Montesquieu was one of the great political philosophers of the Enlightenment. Insatiably curious and mordantly funny, he constructed a naturalistic account of the various forms of government, and of the causes that made them what they were and that advanced or constrained their development. He used this account to explain how governments might be preserved from corruption. He saw despotism, in particular, as a standing danger for any government not already despotic, and argued that it could best be prevented by (...) a system in which different bodies exercised legislative, executive, and judicial power, and in which all those bodies were bound by the rule of law. This theory of the separation of powers had an enormous impact on liberal political theory, and on the framers of the constitution of the United States of America. (shrink)
The scientific, ethical, and policy issues raised by research involving the engraftment of human neural stem cells into the brains of nonhuman primates are explored by an interdisciplinary working group in this Policy Forum. The authors consider the possibility that this research might alter the cognitive capacities of recipient great apes and monkeys, with potential significance for their moral status.
We report on the deliberations of an interdisciplinary group of experts in science, law, and philosophy who convened to discuss novel ethical and policy challenges in stem cell research. In this report we discuss the ethical and policy implications of safety concerns in the transition from basic laboratory research to clinical applications of cell-based therapies derived from stem cells. Although many features of this transition from lab to clinic are common to other therapies, three aspects of stem cell biology pose (...) unique challenges. First, tension regarding the use of human embryos may complicate the scientific development of safe and effective cell lines. Second, because human stem cells were not developed in the laboratory until 1998, few safety questions relating to human applications have been addressed in animal research. Third, preclinical and clinical testing of biologic agents, particularly those as inherently complex as mammalian cells, present formidable challenges, such as the need to develop suitable standardized assays and the difficulty of selecting appropriate patient populations for early phase trials. We recommend that scientists, policy makers, and the public discuss these issues responsibly, and further, that a national advisory committee to oversee human trials of cell therapies be established. **NB we did not reccommend a NAC, we think it might be appropriate**. (shrink)
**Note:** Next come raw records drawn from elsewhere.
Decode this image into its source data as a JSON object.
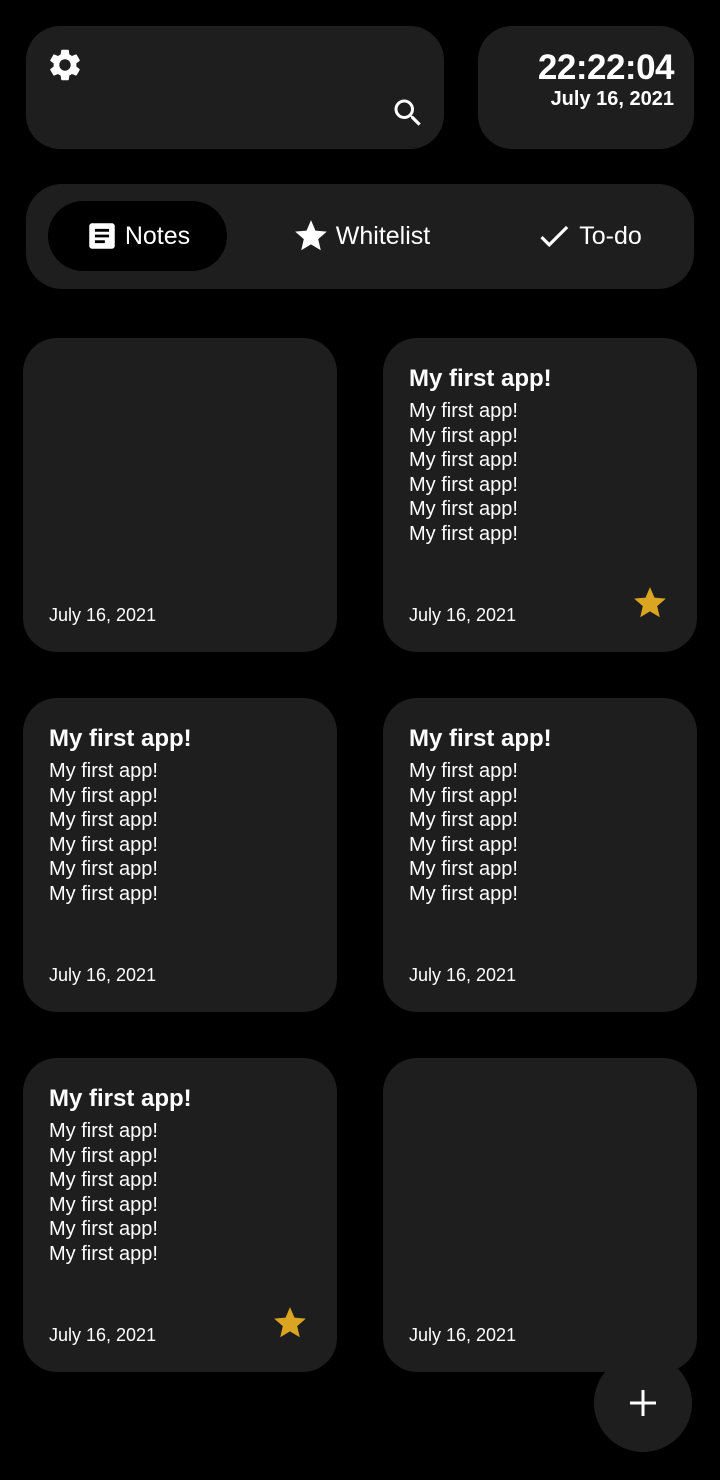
{
  "header": {
    "settings_icon": "gear-icon",
    "search_icon": "search-icon"
  },
  "clock": {
    "time": "22:22:04",
    "date": "July 16, 2021"
  },
  "tabs": [
    {
      "label": "Notes",
      "icon": "note-icon",
      "selected": true
    },
    {
      "label": "Whitelist",
      "icon": "star-icon",
      "selected": false
    },
    {
      "label": "To-do",
      "icon": "check-icon",
      "selected": false
    }
  ],
  "notes": [
    {
      "title": "",
      "body": "",
      "date": "July 16, 2021",
      "starred": false
    },
    {
      "title": "My first app!",
      "body": "My first app!\nMy first app!\nMy first app!\nMy first app!\nMy first app!\nMy first app!",
      "date": "July 16, 2021",
      "starred": true
    },
    {
      "title": "My first app!",
      "body": "My first app!\nMy first app!\nMy first app!\nMy first app!\nMy first app!\nMy first app!",
      "date": "July 16, 2021",
      "starred": false
    },
    {
      "title": "My first app!",
      "body": "My first app!\nMy first app!\nMy first app!\nMy first app!\nMy first app!\nMy first app!",
      "date": "July 16, 2021",
      "starred": false
    },
    {
      "title": "My first app!",
      "body": "My first app!\nMy first app!\nMy first app!\nMy first app!\nMy first app!\nMy first app!",
      "date": "July 16, 2021",
      "starred": true
    },
    {
      "title": "",
      "body": "",
      "date": "July 16, 2021",
      "starred": false
    }
  ],
  "fab": {
    "icon": "plus-icon"
  },
  "colors": {
    "background": "#000000",
    "surface": "#1e1e1e",
    "star": "#daa520",
    "text": "#ffffff"
  }
}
If stem cell-based therapies are developed, we will likely confront a difficult problem of justice: for biological reasons alone, the new therapies might benefit only a limited range of patients. In fact, they might benefit primarily white Americans, thereby exacerbating long-standing differences in health and health care.
Can we reconcile the idea that we are free and responsible agents with the idea that what we do is determined according to natural laws? For centuries, philosophers have tried in different ways to show that we can. Hilary Bok takes a fresh approach here, as she seeks to show that the two ideas are compatible by drawing on the distinction between practical and theoretical reasoning.Bok argues that when we engage in practical reasoning--the kind that involves asking "what should I (...) do?" and sifting through alternatives to find the most justifiable course of action--we have reason to hold ourselves responsible for what we do. But when we engage in theoretical reasoning--searching for causal explanations of events--we have no reason to apply concepts like freedom and responsibility. Bok contends that libertarians' arguments against "compatibilist" justifications of moral responsibility fail because they describe human actions only from the standpoint of theoretical reasoning. To establish this claim, she examines which conceptions of freedom of the will and moral responsibility are relevant to practical reasoning and shows that these conceptions are not vulnerable to many objections that libertarians have directed against compatibilists. Bok concludes that the truth or falsity of the claim that we are free and responsible agents in the sense those conceptions spell out is ultimately independent of deterministic accounts of the causes of human actions.Clearly written and powerfully argued, Freedom and Responsibility is a major addition to current debate about some of philosophy's oldest and deepest questions. (shrink)
I will argue that this intuitive description is in fact accurate: that we can and do perform actions we know to be wrong simply because we fail to decide what to do. I will then try to show that once we recognize this fact, we can identify a character trait which any plausible moral theory which is not strictly self-defeating must require that we develop. Finally, I will sketch some implications of this argument for the role of virtue in moral (...) theory, and for the nature of moral objectivity. (shrink)